This study provides positive news for patients with bladder cancer who have amongst the highest burden of care of all urological patients and we commend the authors for their work. Despite these positive results, there remains much room for improvement in the prevention of VTE following urological surgery. Studies examining the timing, type, duration and effectiveness of medical and mechanical thromboprophylaxis in urology are still needed. Furthermore, tools to improve and facilitate risk stratification applicable to all urological procedures are required.


Acknowledgements

None.


Footnote

Conflicts of Interest: LT Lavallée has received research grants from Sanofi and been an ad board participant for Sanofi and Ferring, unrelated to this work. K McAlpine has no conflicts of interest to declare.


References
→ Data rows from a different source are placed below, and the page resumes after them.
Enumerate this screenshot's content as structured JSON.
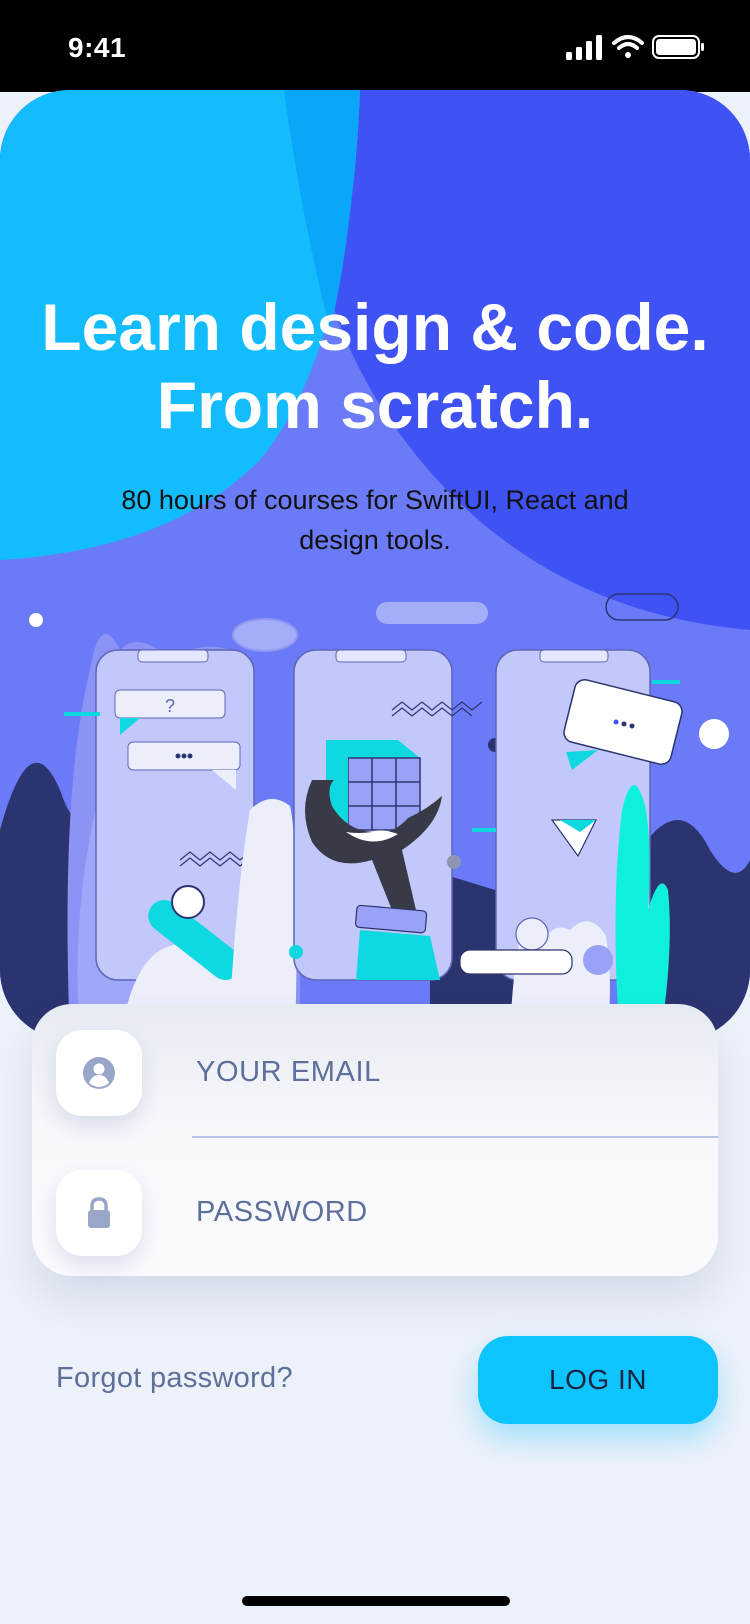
{
  "status_bar": {
    "time": "9:41"
  },
  "hero": {
    "title_line1": "Learn design & code.",
    "title_line2": "From scratch.",
    "subtitle": "80 hours of courses for SwiftUI, React and design tools."
  },
  "illustration": {
    "bubble_text": "?"
  },
  "login_form": {
    "email_label": "YOUR EMAIL",
    "password_label": "PASSWORD",
    "forgot_label": "Forgot password?",
    "login_label": "LOG IN"
  },
  "colors": {
    "accent": "#0ec4ff",
    "hero_blue": "#3f53f4",
    "hero_cyan": "#12bcfd",
    "text_muted": "#5d6f9a",
    "background": "#edf1fa"
  },
  "icons": [
    "cellular-signal-icon",
    "wifi-icon",
    "battery-icon",
    "user-icon",
    "lock-icon"
  ]
}
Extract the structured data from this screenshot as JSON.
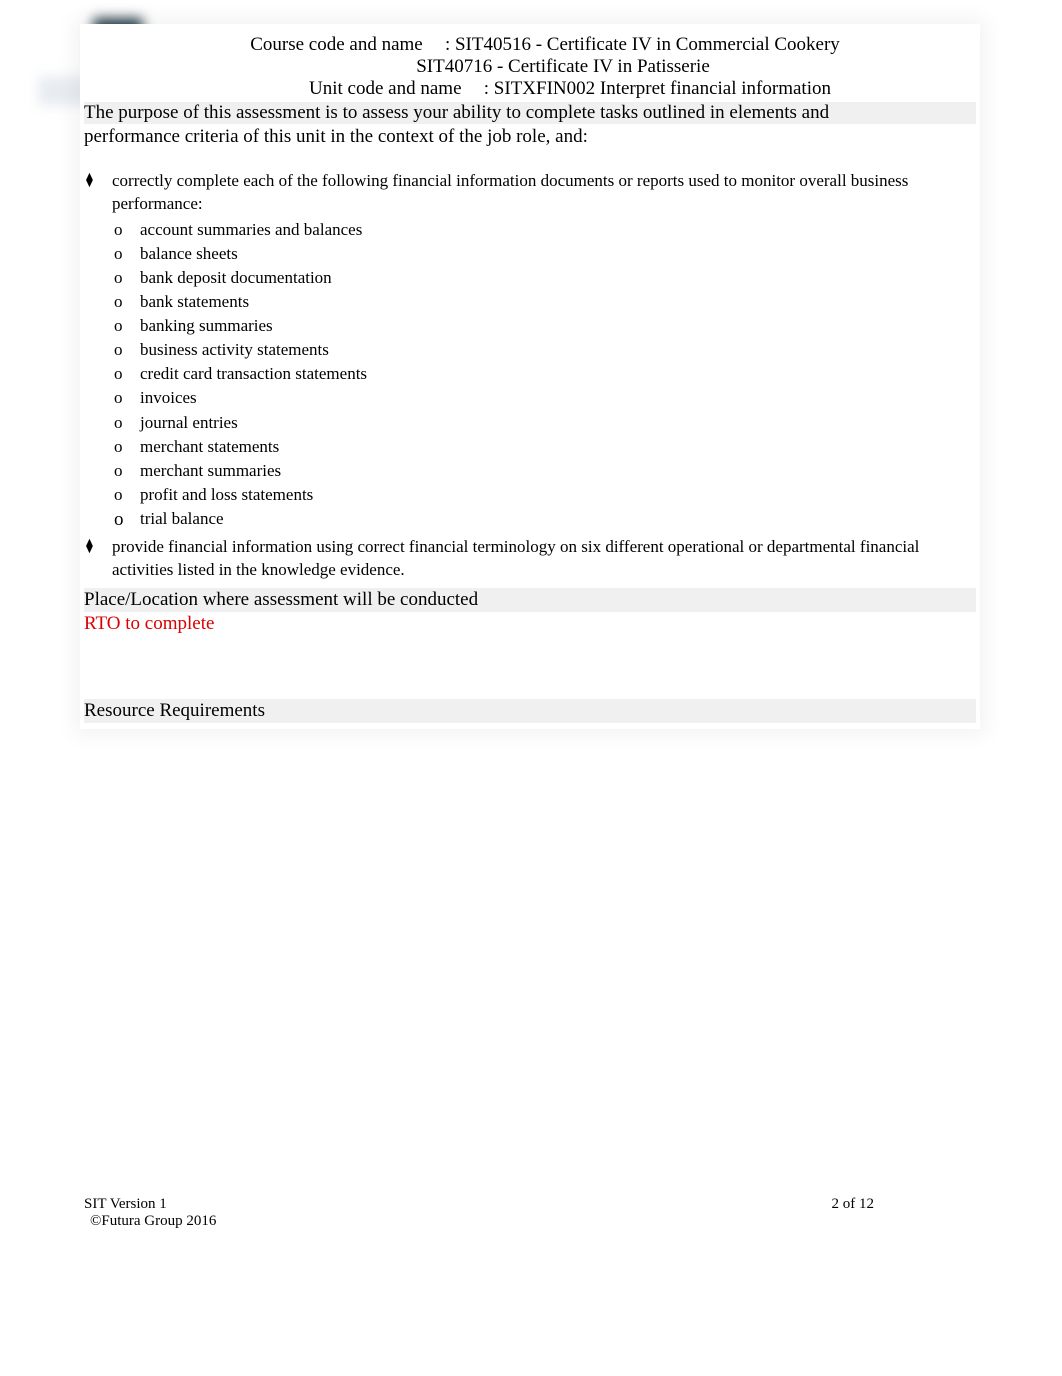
{
  "header": {
    "course_label": "Course code and name",
    "course_value1": ": SIT40516 - Certificate IV in Commercial Cookery",
    "course_value2": "SIT40716 - Certificate IV in Patisserie",
    "unit_label": "Unit code and name",
    "unit_value": ": SITXFIN002 Interpret financial information"
  },
  "purpose": {
    "intro": "The purpose of this assessment is to assess your ability to complete tasks outlined in elements and performance criteria of this unit in the context of the job role, and:"
  },
  "bullets": {
    "b1": "correctly complete each of the following financial information documents or reports used to monitor overall business performance:",
    "b2": "provide financial information using correct financial terminology on six different operational or departmental financial activities listed in the knowledge evidence."
  },
  "sub_items": [
    "account summaries and balances",
    "balance sheets",
    "bank deposit documentation",
    "bank statements",
    "banking summaries",
    "business activity statements",
    "credit card transaction statements",
    "invoices",
    "journal entries",
    "merchant statements",
    "merchant summaries",
    "profit and loss statements",
    "trial balance"
  ],
  "place_label": "Place/Location where assessment will be conducted",
  "rto_text": "RTO to complete",
  "resource_label": "Resource Requirements",
  "footer": {
    "version": "SIT Version 1",
    "page": "2 of 12",
    "copyright": "©Futura Group 2016"
  }
}
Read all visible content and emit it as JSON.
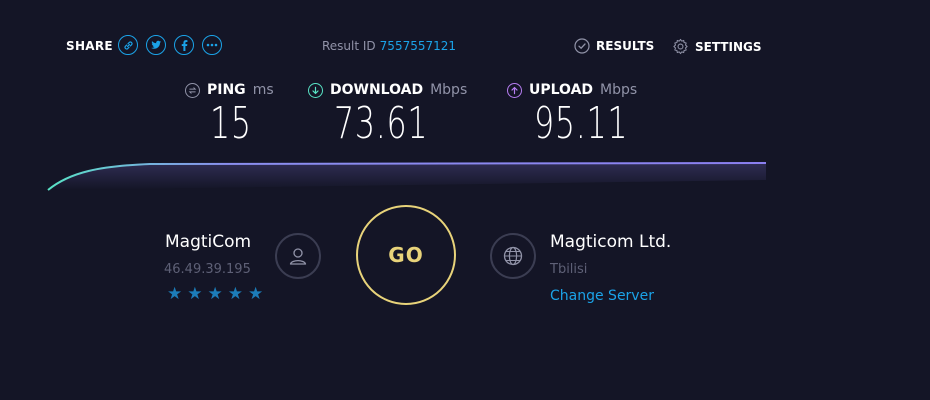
{
  "header": {
    "share_label": "SHARE",
    "share_icons": [
      "link-icon",
      "twitter-icon",
      "facebook-icon",
      "more-icon"
    ],
    "result_id_label": "Result ID",
    "result_id_value": "7557557121",
    "results_label": "RESULTS",
    "settings_label": "SETTINGS"
  },
  "metrics": {
    "ping": {
      "label": "PING",
      "unit": "ms",
      "value": "15",
      "color": "#9193a8"
    },
    "download": {
      "label": "DOWNLOAD",
      "unit": "Mbps",
      "value": "73.61",
      "color": "#58e3c5"
    },
    "upload": {
      "label": "UPLOAD",
      "unit": "Mbps",
      "value": "95.11",
      "color": "#b57cf0"
    }
  },
  "isp": {
    "name": "MagtiCom",
    "ip": "46.49.39.195",
    "rating_stars": 5,
    "icon": "user-icon"
  },
  "go_label": "GO",
  "server": {
    "name": "Magticom Ltd.",
    "location": "Tbilisi",
    "change_label": "Change Server",
    "icon": "globe-icon"
  },
  "colors": {
    "background": "#141526",
    "accent_blue": "#1ba3e8",
    "go_yellow": "#e8d37a",
    "graph_start": "#58e3c5",
    "graph_end": "#8b7ff0"
  }
}
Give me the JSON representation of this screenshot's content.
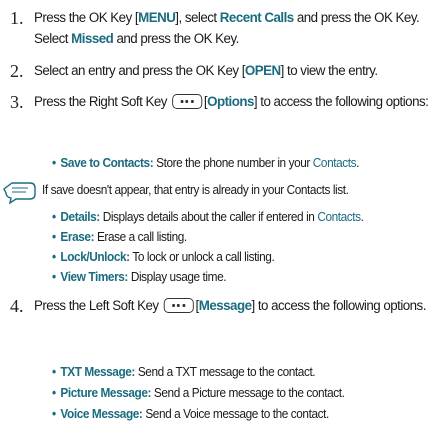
{
  "steps": [
    {
      "num": "1.",
      "parts": [
        "Press the OK Key [",
        "MENU",
        "], select ",
        "Recent Calls",
        " and press the OK Key. Select ",
        "Missed",
        " and press the OK Key."
      ]
    },
    {
      "num": "2.",
      "parts": [
        "Select an entry and press the OK Key [",
        "OPEN",
        "] to view the entry."
      ]
    },
    {
      "num": "3.",
      "parts": [
        "Press the Right Soft Key ",
        "[",
        "Options",
        "] to access the following options:"
      ],
      "bullets": [
        {
          "term": "Save to Contacts:",
          "desc": " Store the phone number in your ",
          "link": "Contacts",
          "end": "."
        }
      ],
      "note": "If save doesn't appear, that entry is already in your Contacts list.",
      "bullets2": [
        {
          "term": "Details:",
          "desc": " Displays details about the caller if entered in ",
          "link": "Contacts",
          "end": "."
        },
        {
          "term": "Erase:",
          "desc": " Erase a call listing.",
          "link": "",
          "end": ""
        },
        {
          "term": "Lock/Unlock:",
          "desc": " To lock or unlock a call listing.",
          "link": "",
          "end": ""
        },
        {
          "term": "View Timers:",
          "desc": " Display usage time.",
          "link": "",
          "end": ""
        }
      ]
    },
    {
      "num": "4.",
      "parts": [
        "Press the Left Soft Key ",
        "[",
        "Message",
        "] to access the following options."
      ],
      "bullets": [
        {
          "term": "TXT Message:",
          "desc": " Send a TXT message to the contact."
        },
        {
          "term": "Picture Message:",
          "desc": " Send a Picture message to the contact."
        },
        {
          "term": "Voice Message:",
          "desc": " Send a Voice message to the contact."
        }
      ]
    }
  ],
  "colors": {
    "accent": "#1a6b80",
    "text": "#1a1a1a"
  },
  "icons": {
    "note": "note-hand-icon",
    "softkey": "soft-key-icon"
  }
}
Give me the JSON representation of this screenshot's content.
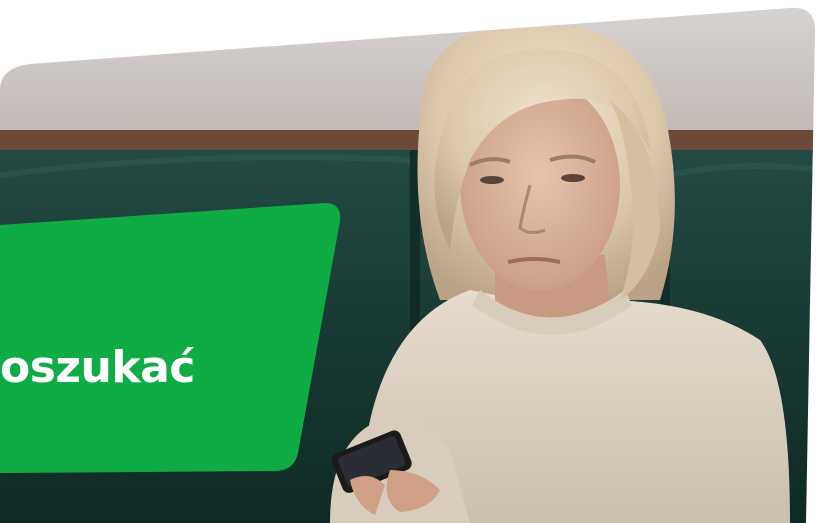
{
  "banner": {
    "headline": "oszukać",
    "color": "#0fac46"
  },
  "photo": {
    "subject": "woman-looking-at-phone"
  }
}
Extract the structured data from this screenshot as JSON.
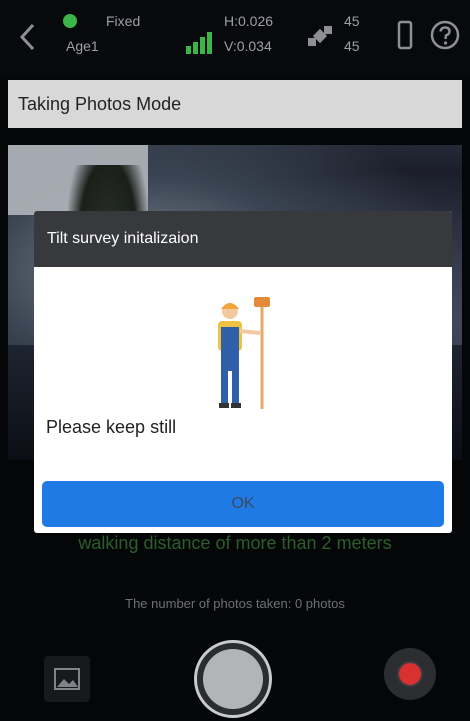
{
  "status": {
    "fixed_label": "Fixed",
    "age_label": "Age1",
    "sats_top": "45",
    "sats_bottom": "45",
    "hrms_label": "H:0.026",
    "vrms_label": "V:0.034",
    "colors": {
      "fixed": "#3bb54a",
      "signal": "#3bb54a",
      "text": "#9aa0a5"
    }
  },
  "mode_bar": {
    "label": "Taking Photos Mode"
  },
  "dialog": {
    "title": "Tilt survey initalizaion",
    "message": "Please keep still",
    "ok_label": "OK",
    "accent": "#1f7ae6"
  },
  "hints": {
    "walking": "walking distance of more than 2 meters",
    "photo_count": "The number of photos taken: 0 photos"
  },
  "icons": [
    "back-icon",
    "satellite-fix-icon",
    "signal-bars-icon",
    "satellite-icon",
    "device-icon",
    "help-icon",
    "gallery-icon",
    "record-icon"
  ]
}
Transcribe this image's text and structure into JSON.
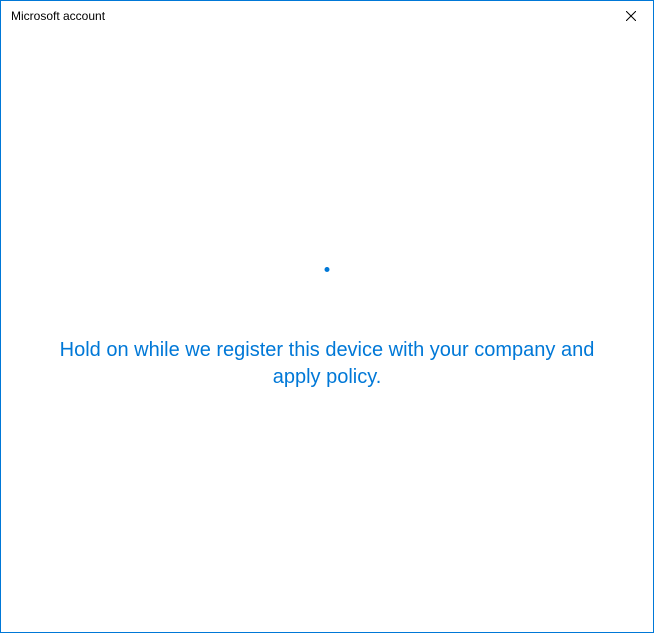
{
  "window": {
    "title": "Microsoft account"
  },
  "content": {
    "status_message": "Hold on while we register this device with your company and apply policy."
  },
  "colors": {
    "accent": "#0078d7",
    "border": "#0078d7"
  }
}
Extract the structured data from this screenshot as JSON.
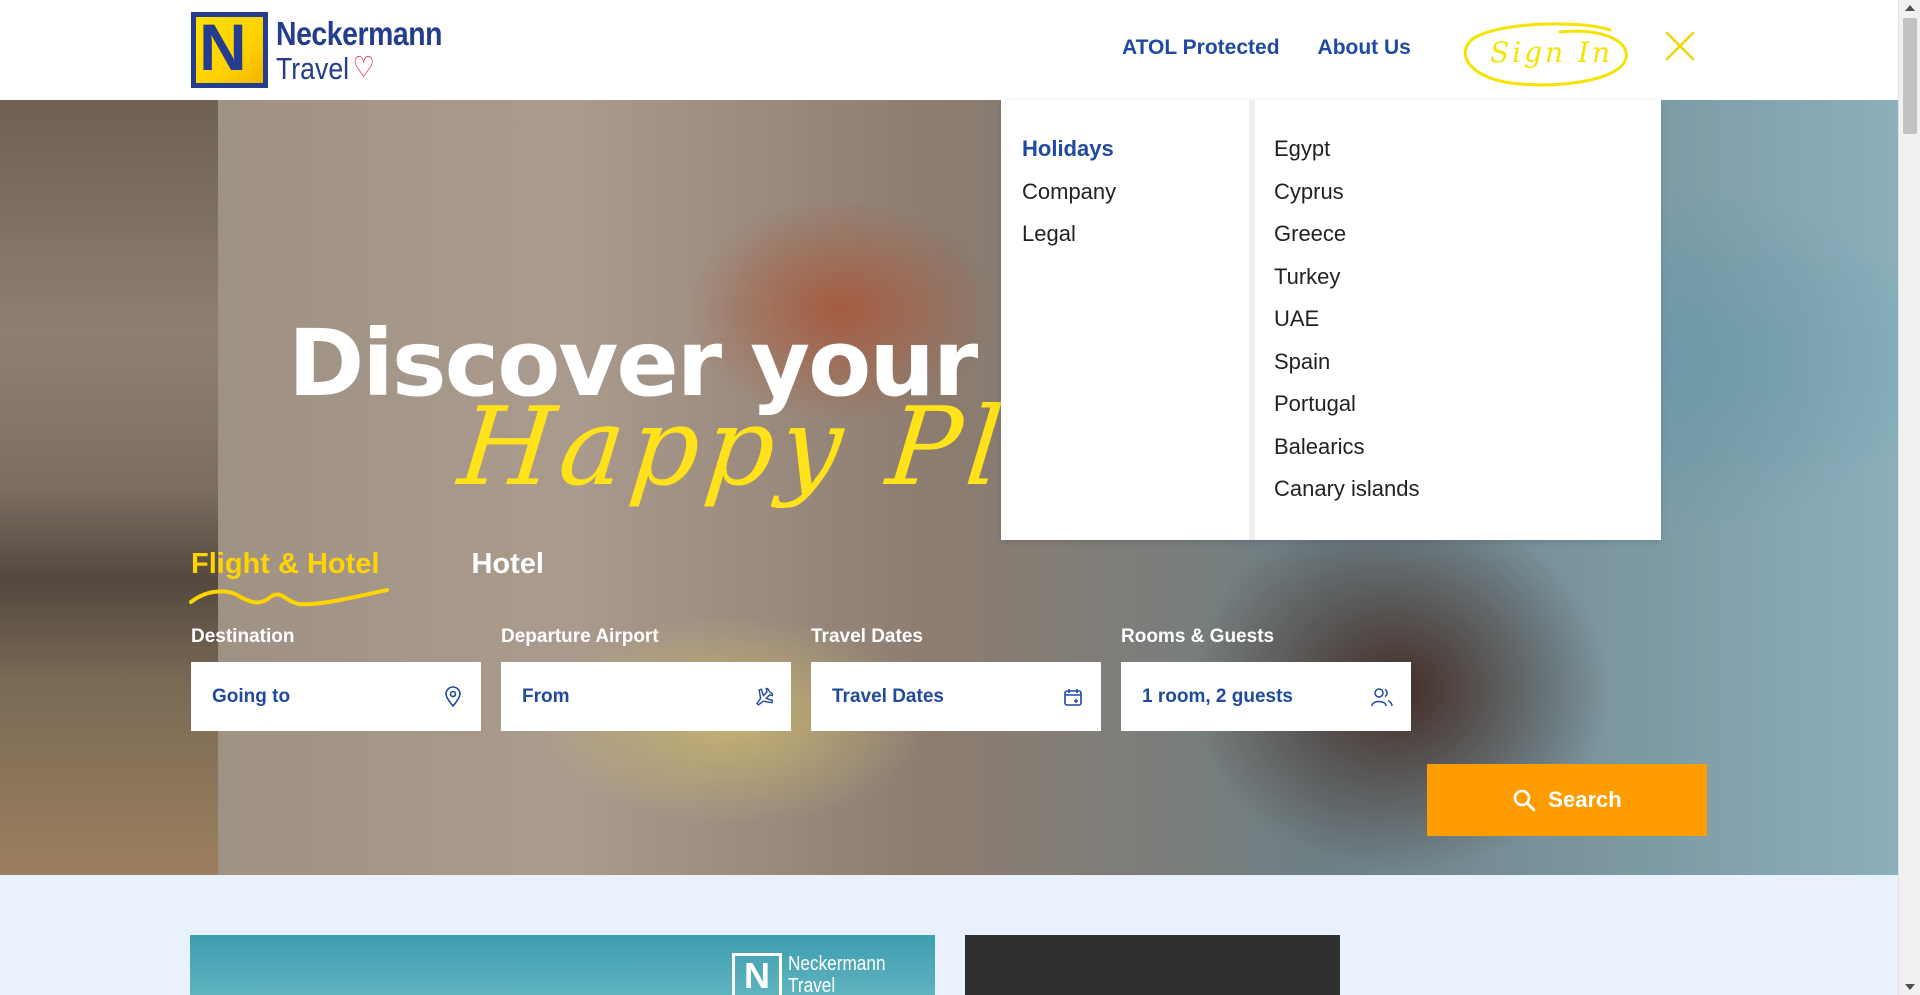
{
  "header": {
    "logo": {
      "line1": "Neckermann",
      "line2": "Travel",
      "mark": "N"
    },
    "nav": [
      "ATOL Protected",
      "About Us"
    ],
    "signin_label": "Sign In"
  },
  "hero": {
    "headline": "Discover your",
    "headline_script": "Happy Plac",
    "tabs": [
      {
        "label": "Flight & Hotel",
        "active": true
      },
      {
        "label": "Hotel",
        "active": false
      }
    ],
    "fields": [
      {
        "label": "Destination",
        "value": "Going to",
        "icon": "location-pin-icon"
      },
      {
        "label": "Departure Airport",
        "value": "From",
        "icon": "airplane-icon"
      },
      {
        "label": "Travel Dates",
        "value": "Travel Dates",
        "icon": "calendar-icon"
      },
      {
        "label": "Rooms & Guests",
        "value": "1 room, 2 guests",
        "icon": "guests-icon"
      }
    ],
    "search_label": "Search"
  },
  "menu": {
    "left": [
      "Holidays",
      "Company",
      "Legal"
    ],
    "right": [
      "Egypt",
      "Cyprus",
      "Greece",
      "Turkey",
      "UAE",
      "Spain",
      "Portugal",
      "Balearics",
      "Canary islands"
    ]
  },
  "below": {
    "card_logo": {
      "line1": "Neckermann",
      "line2": "Travel",
      "mark": "N"
    }
  },
  "colors": {
    "brand_blue": "#1f4aa0",
    "brand_yellow": "#ffd400",
    "search_orange": "#ff9d00"
  }
}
  1. Agnelli G, Bolis G, Capussotti L, et al. A Clinical Outcome-Based Prospective Study on Venous Thromboembolism After Cancer Surgery. Ann Surg 2006;243:89-95. [Crossref] [PubMed]
  2. Lyon TD, Tollefson MK, Shah PH, et al. Temporal trends in venous thromboembolism after radical cystectomy. Urol Oncol 2018;36:361.e15-361.e21. [Crossref] [PubMed]
  3. McAlpine K, Breau RH, Mallick R, et al. Current guidelines do not sufficiently discriminate venous thromboembolism risk in urology. Urol Oncol 2017;35:457.e1-e8. [Crossref] [PubMed]
  4. Lavallée LT, Schramm D, Witiuk K, et al. Peri-operative morbidity associated with radical cystectomy in a multicenter database of community and academic hospitals. PLoS One 2014;9:e111281. [Crossref] [PubMed]
  5. Gould MK, Garcia DA, Wren SM, et al. Prevention of VTE in nonorthopedic surgical patients: Antithrombotic Therapy and Prevention of Thrombosis, 9th ed: American College of Chest Physicians Evidence-Based Clinical Practice Guidelines. Chest 2012;141:e227S-77S.
  6. Tikkinen KAO, Craigie S, Agarwal A, et al. Procedure-specific Risks of Thrombosis and Bleeding in Urological Non-cancer Surgery: Systematic Review and Meta-analysis. Eur Urol 2018;73:236-41. [Crossref] [PubMed]
Cite this article as: McAlpine K, Lavallée LT. Decreasing rates of venous thromboembolism after radical cystectomy: an encouraging trend and more work is still needed. Transl Androl Urol 2018;7(6):982-983. doi: 10.21037/tau.2018.07.15